The effort to sidetrack legitimate removal cases in immigration court was given a boost by guidance that ICE’s principal legal advisor (the agency’s general counsel) issued to his trial attorneys in May. It directed those attorneys to exercise “prosecutorial discretion” by dismissing or agreeing to continue cases against otherwise removable aliens, stipulating to those respondents’ eligibility for immigration relief and benefits, and curtailing their appeals of IJ decisions.
As I explained in a June 29 post, that effort was taken up by the Executive Office for Immigration Review (EOIR), the DOJ component that oversees the immigration courts, in June 11 guidance that was issued by EOIR’s acting director to IJs and members of the Board of Immigration Appeals (BIA, the administrative appellate tribunal).
That guidance directs IJs to inquire of ICE counsel whether the agency intends to continue to prosecute individual cases. That is a bad precedent because it involves facially neutral arbiters in the policy decisions made by one of the parties to the case, as I explained in that earlier post.
Article III courts have traditionally stayed away from agencies’ use of prosecutorial discretion, but everything has its limits. What the Biden administration is attempting to do, in essence, is to subvert Congress’s decisions as to which aliens should be removed and which should be allowed to stay under the ruse of “limited resources”, “priorities”, and “discretion”. That blurs constitutional lines.
And the federal judiciary is starting to notice. As I noted in an August 27 post, the Biden administration has been taken to the woodshed by four district courts recently over its efforts to not enforce the law in this way.
In the most recent of the four, captioned Texas v. United States, Judge Drew Tipton of the U.S. District Court for the Southern District of Texas blocked restrictions that the Biden administration had imposed on ICE officers in the aforementioned January and February guidance.
Those restrictions, in effect, prohibit ICE officers from detaining most removable criminal aliens. Judge Tipton held those restrictions directly violated congressional mandates in the Immigration and Nationality Act, and enjoined them (he has stayed his injunction briefly to allow the Biden administration to appeal).
That order, if it stands (and legally it should), will prevent ICE from spiking cases involving aliens who are removable under the criminal grounds of inadmissibility, and most lawfully admitted aliens who are removable under the criminal grounds of deportability.
As a consequence, the EOIR June 11 guidance now carries a big red banner at the top that reads: “This Policy Memorandum may be affected by the recent decision in Texas  v. United States.
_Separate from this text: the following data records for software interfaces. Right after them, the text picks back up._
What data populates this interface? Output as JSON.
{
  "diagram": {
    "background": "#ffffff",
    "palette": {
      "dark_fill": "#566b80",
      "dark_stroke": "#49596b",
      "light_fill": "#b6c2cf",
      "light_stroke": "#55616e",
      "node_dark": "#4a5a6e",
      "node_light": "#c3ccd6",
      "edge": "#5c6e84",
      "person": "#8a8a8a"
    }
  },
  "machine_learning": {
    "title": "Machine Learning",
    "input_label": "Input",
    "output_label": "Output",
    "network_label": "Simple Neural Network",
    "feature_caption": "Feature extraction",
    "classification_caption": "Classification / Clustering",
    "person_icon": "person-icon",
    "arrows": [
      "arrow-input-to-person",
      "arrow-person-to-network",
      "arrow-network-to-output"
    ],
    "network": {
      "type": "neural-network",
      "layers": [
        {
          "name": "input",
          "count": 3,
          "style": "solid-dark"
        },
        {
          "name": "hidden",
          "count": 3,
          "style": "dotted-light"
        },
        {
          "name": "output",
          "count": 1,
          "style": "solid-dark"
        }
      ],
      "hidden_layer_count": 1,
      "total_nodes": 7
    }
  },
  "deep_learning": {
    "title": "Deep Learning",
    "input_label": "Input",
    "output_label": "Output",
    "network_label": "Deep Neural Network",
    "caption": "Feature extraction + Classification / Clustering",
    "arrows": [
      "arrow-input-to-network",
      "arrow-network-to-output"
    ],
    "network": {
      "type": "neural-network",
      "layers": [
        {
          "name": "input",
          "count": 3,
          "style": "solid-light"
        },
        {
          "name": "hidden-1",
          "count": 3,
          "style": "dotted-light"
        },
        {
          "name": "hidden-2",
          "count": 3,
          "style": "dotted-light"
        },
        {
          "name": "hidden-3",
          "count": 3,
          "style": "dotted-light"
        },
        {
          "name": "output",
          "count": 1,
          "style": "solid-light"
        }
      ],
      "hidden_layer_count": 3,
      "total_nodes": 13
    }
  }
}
Please seek clarification regarding relevant points before application to a particular case.”
The Biden administration should not be exposing IJs to potential violations of federal court orders in this way. Nor should it have ever impinged on their independence by directing them to ask ICE whether it planned on continuing to litigate valid cases.
More saliently, however, Judge Tipton’s order would prevent the Biden administration from forcing ICE attorneys to dismiss cases involving criminal aliens, meaning that case completions would fall further.
Soon, if the Biden administration has its way, the only cases that IJs will be hearing will involve criminal aliens. Those cases can be tricky, as they involve the intersection of state criminal statutes and federal immigration law. And most alien criminals with green cards will not surrender them without a court fight. Their cases won’t be completed quickly.
The states are increasingly challenging the Biden administration’s non-enforcement regime, and statistics like these are just going to be more grist for the mill. Patience is a limited commodity, and federal courts are increasingly running out of it with the president and his immigration policies. More importantly, however, voters may start asking why they are paying for more IJs and getting less for their money. That is a question I can’t answer, but one the administration should.